Hatches Made Easy:

Spotted Sedges (Cinnamon Caddis) (Ceratopsyche sp) - Adults
and Fly Pattern Colors

03/05/08

Adults:
The adult Spotted Sedges (Cinnamon Caddis) also become important when the
females are depositing their eggs. They do this on the surface or by diving to
the bottom depending on the particular species. As I previously said, this activity
can occur at the same time they are emerging. It usually starts near the end of
the emergence and last for an hour or two.

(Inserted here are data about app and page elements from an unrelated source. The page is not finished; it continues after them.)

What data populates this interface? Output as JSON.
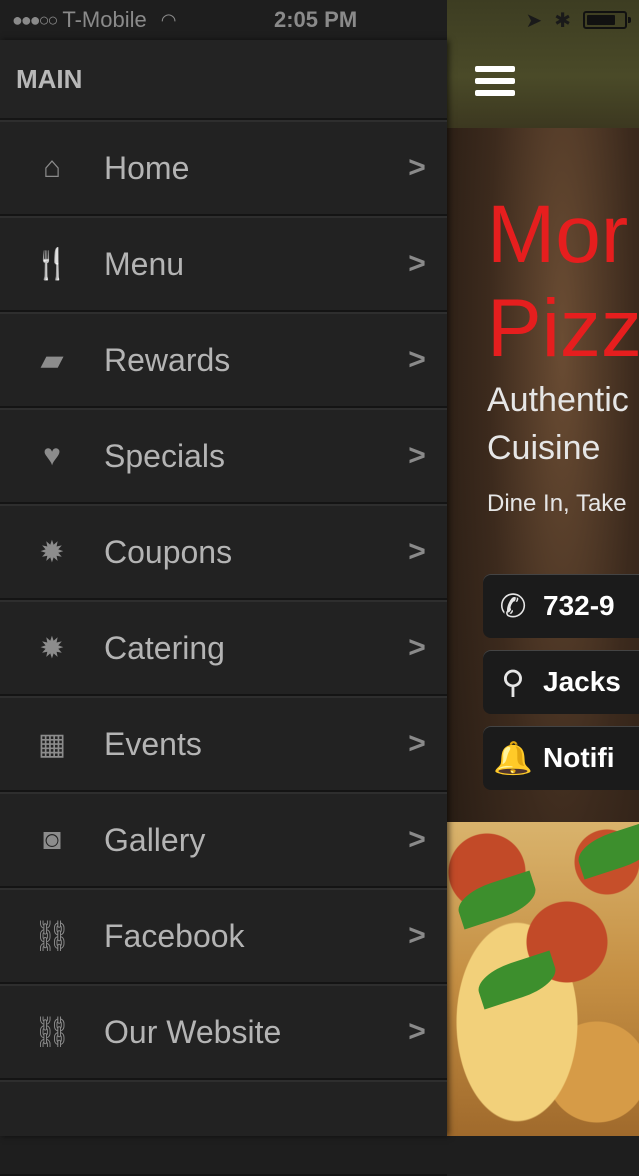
{
  "status_bar": {
    "carrier": "T-Mobile",
    "signal": "●●●○○",
    "time": "2:05 PM"
  },
  "drawer": {
    "header": "MAIN",
    "items": [
      {
        "label": "Home",
        "icon": "home-icon",
        "glyph": "⌂"
      },
      {
        "label": "Menu",
        "icon": "fork-knife-icon",
        "glyph": "🍴"
      },
      {
        "label": "Rewards",
        "icon": "ticket-icon",
        "glyph": "▰"
      },
      {
        "label": "Specials",
        "icon": "heart-icon",
        "glyph": "♥"
      },
      {
        "label": "Coupons",
        "icon": "badge-icon",
        "glyph": "✹"
      },
      {
        "label": "Catering",
        "icon": "badge-icon",
        "glyph": "✹"
      },
      {
        "label": "Events",
        "icon": "calendar-icon",
        "glyph": "▦"
      },
      {
        "label": "Gallery",
        "icon": "camera-icon",
        "glyph": "◙"
      },
      {
        "label": "Facebook",
        "icon": "link-icon",
        "glyph": "⛓"
      },
      {
        "label": "Our Website",
        "icon": "link-icon",
        "glyph": "⛓"
      }
    ]
  },
  "content": {
    "title": "Mor\nPizz",
    "subtitle": "Authentic\nCuisine",
    "note": "Dine In, Take",
    "actions": [
      {
        "label": "732-9",
        "icon": "phone-icon",
        "glyph": "✆"
      },
      {
        "label": "Jacks",
        "icon": "map-pin-icon",
        "glyph": "⚲"
      },
      {
        "label": "Notifi",
        "icon": "bell-icon",
        "glyph": "🔔"
      }
    ]
  },
  "colors": {
    "title_red": "#e61e1e",
    "drawer_bg": "#222222"
  }
}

In many cases, especially on upper
Abrams Creek, you may not be able to legally fish during egg ovipositing
because it usually doesn't start until after sunset. On overcast or rainy days, egg
laying can start much sooner. By the way, if you find the caddis emerging and
depositing their eggs at the same time, fish an imitation of the pupae. It is almost
always more effective than imitating the egg layers.

Adult Presentation:
Even in the low light, you should be able to see the caddisflies dipping to the
water when they are depositing their eggs. Of course, that is the area where you
want to place your fly. You can try to imitate the skittering manner in which the
caddis flutter around on the surface but I find it best just to use a dead drift. I
scare more than I fool adding action to the fly. You may need to use either a dry
fly for those that deposit their eggs on the surface or a wet fly to imitate those
that dive to the bottom. Trial and error will tell you which one is most effective.  
The trout will also eat the spent flies after they have finished their egg laying
duty but this usually occurs long after you can legally fish.

Fly Pattern Colors:

Larvae:
Hook: 16/18
Body: Gray
Legs: Tan
Head  Black
Thorax: Dark Brown
Tail: Cream

Pupae:
Hook:16/18
Body: Cinnamon
Legs: Brown
Wing Pad: Black
Antennae: Brown

Adults:
Dry Adult:
Hook: 16/18
Body: Cinnamon
Wings: Grayish Brown, some with light spots
Legs: Brown
Head: Black
Antennae: Brown

Wet Adult:
Use the same colors as above.

Spent Imitation:
Use the same colors as above

Commercial Flies:
Click Here

Coming Up Next:
Tiny Black Caddis (Chimarra obscura)

Copyright 2008 James Marsh